The reasoning behind this has to do with the long-standing practice of Latinos having midwives who assist in childbirth (a common practice at the border since many who rely on it are too poor to afford a hospital visit) forge U.S. birth certificates. In the 90s, Elizabeth Lopez was accused of filling out 150 birth certificates for the children she helped deliver, the majority of which were false. She was uncovered with several other midwives in the Rio Grande Valley who did the same thing. Under President George W. Bush, the U.S. State Department denied passports to children born in this area; shortly after Barack Obama took office, the government settled with the ACLU to end this practice, allowing all who had previously been deemed ineligible to reapply for a passport.
In a recent, statement, the State Department justified this change in policy, arguing:
"[Applicants] who have birth certificates filed by a midwife or other birth attendant suspected of having engaged in fraudulent activities, as well as applicants who have both a U.S. and foreign birth certificate, are asked to provide additional documentation establishing they were born in the United States…Individuals who are unable to demonstrate that they were born in the United States are denied issuance of a passport.”
The stories related in the Post article are gut-wrenching. Juan, a prison guard and former military officer, had his passport application rejected this year. When he complained, he was asked to produce several obscure documents to prove his citizenship, including his baptismal certificate and evidence of his mother's prenatal care. Although he was able to find some of these documents, they were not enough to placate the state department.
Last summer, a 35-year-old Latino citizen crossing the border from Reynosa, Mexico, into McAllen, Texas, was interrogated by customs when they took his passport.
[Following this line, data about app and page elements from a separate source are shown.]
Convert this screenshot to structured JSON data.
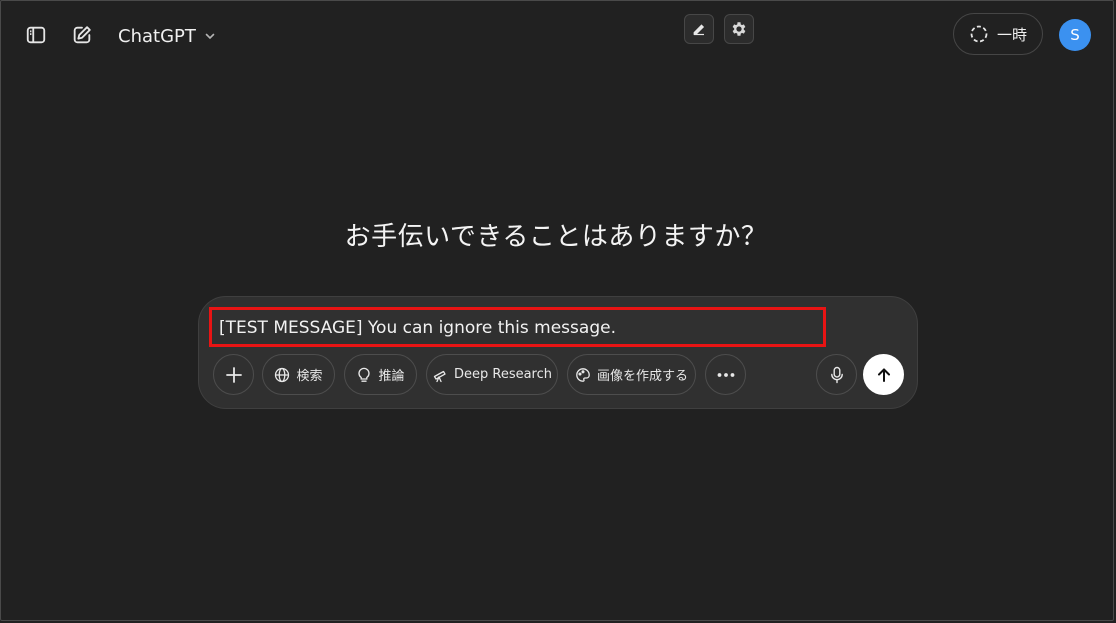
{
  "app": {
    "model_name": "ChatGPT",
    "temporary_chat_label": "一時",
    "avatar_initial": "S"
  },
  "main": {
    "greeting": "お手伝いできることはありますか？"
  },
  "composer": {
    "input_value": "[TEST MESSAGE] You can ignore this message.",
    "tools": {
      "search_label": "検索",
      "reason_label": "推論",
      "deep_research_label": "Deep Research",
      "create_image_label": "画像を作成する"
    }
  },
  "icons": {
    "sidebar_toggle": "sidebar-toggle-icon",
    "new_chat": "new-chat-icon",
    "model_dropdown": "chevron-down-icon",
    "extension_pencil": "pencil-icon",
    "extension_settings": "gear-icon",
    "temporary_chat": "dashed-circle-icon",
    "attach": "plus-icon",
    "search": "globe-icon",
    "reason": "lightbulb-icon",
    "deep_research": "telescope-icon",
    "create_image": "palette-icon",
    "more": "more-dots-icon",
    "voice": "microphone-icon",
    "send": "arrow-up-icon"
  },
  "colors": {
    "background": "#212121",
    "composer": "#303030",
    "avatar": "#3b91f0",
    "highlight_box": "#e81414",
    "send_button": "#ffffff"
  }
}
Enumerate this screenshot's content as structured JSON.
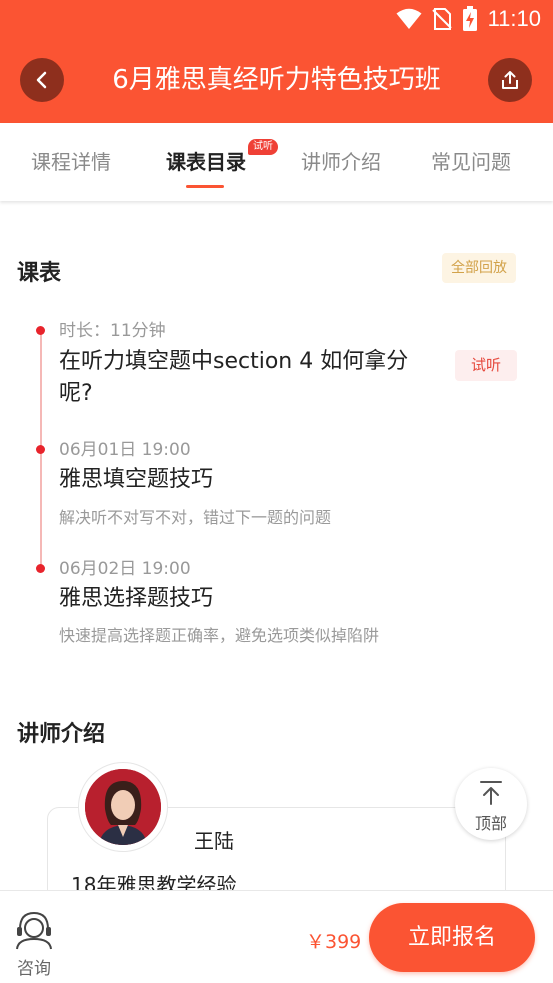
{
  "status_bar": {
    "time": "11:10"
  },
  "header": {
    "title": "6月雅思真经听力特色技巧班"
  },
  "tabs": [
    {
      "label": "课程详情",
      "active": false
    },
    {
      "label": "课表目录",
      "active": true,
      "badge": "试听"
    },
    {
      "label": "讲师介绍",
      "active": false
    },
    {
      "label": "常见问题",
      "active": false
    }
  ],
  "schedule": {
    "title": "课表",
    "replay_badge": "全部回放",
    "lessons": [
      {
        "meta": "时长：11分钟",
        "title_line1": "在听力填空题中section 4 如何拿分",
        "title_line2": "呢?",
        "badge": "试听"
      },
      {
        "meta": "06月01日 19:00",
        "title": "雅思填空题技巧",
        "desc": "解决听不对写不对，错过下一题的问题"
      },
      {
        "meta": "06月02日 19:00",
        "title": "雅思选择题技巧",
        "desc": "快速提高选择题正确率，避免选项类似掉陷阱"
      }
    ]
  },
  "teacher": {
    "section_title": "讲师介绍",
    "name": "王陆",
    "experience": "18年雅思教学经验"
  },
  "back_to_top": {
    "label": "顶部"
  },
  "bottom_bar": {
    "consult_label": "咨询",
    "price": "￥399",
    "enroll_label": "立即报名"
  },
  "colors": {
    "brand": "#fb5433",
    "timeline_dot": "#e8242c"
  },
  "icons": [
    "back-arrow-icon",
    "share-icon",
    "wifi-icon",
    "no-sim-icon",
    "battery-charging-icon",
    "arrow-up-icon",
    "headset-icon"
  ]
}
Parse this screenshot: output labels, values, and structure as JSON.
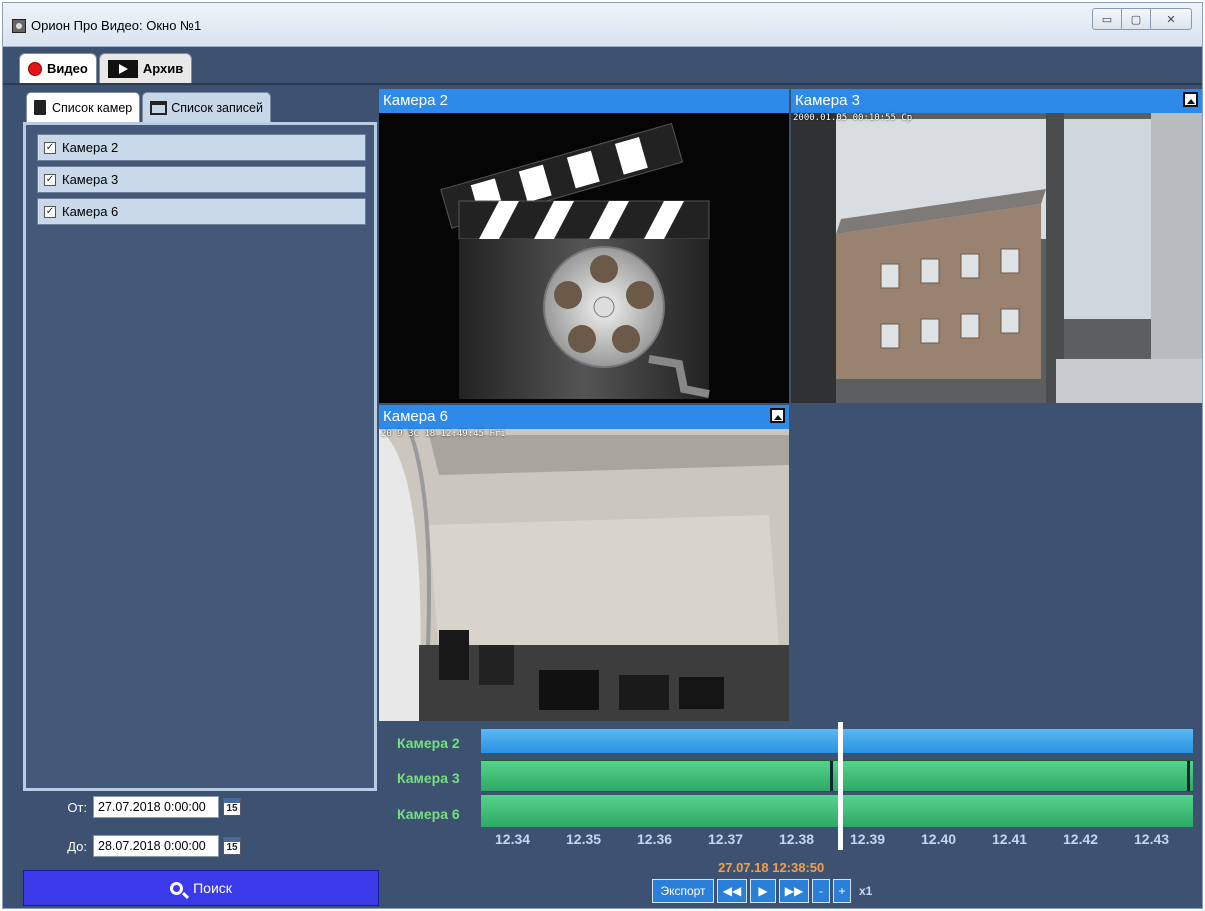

They tried to force him to admit he wasn't a citizen, but he refused. He was released after three days in a detention center but had his passport revoked and will face a deportation hearing next year. Many of those who can afford it are seeking legal representation, and the number of cases involving this activity are "skyrocketing," according to attorney Jennifer Correro.
It's difficult to imagine how things can get worse for the Latino population in the United States. Adolf Hitler was in power for two years before the Nuremberg Laws took away the rights of Jews to hold property and certain jobs. Trump, who has been power for even less time, is has matched his pace. One only hopes he doesn't get further.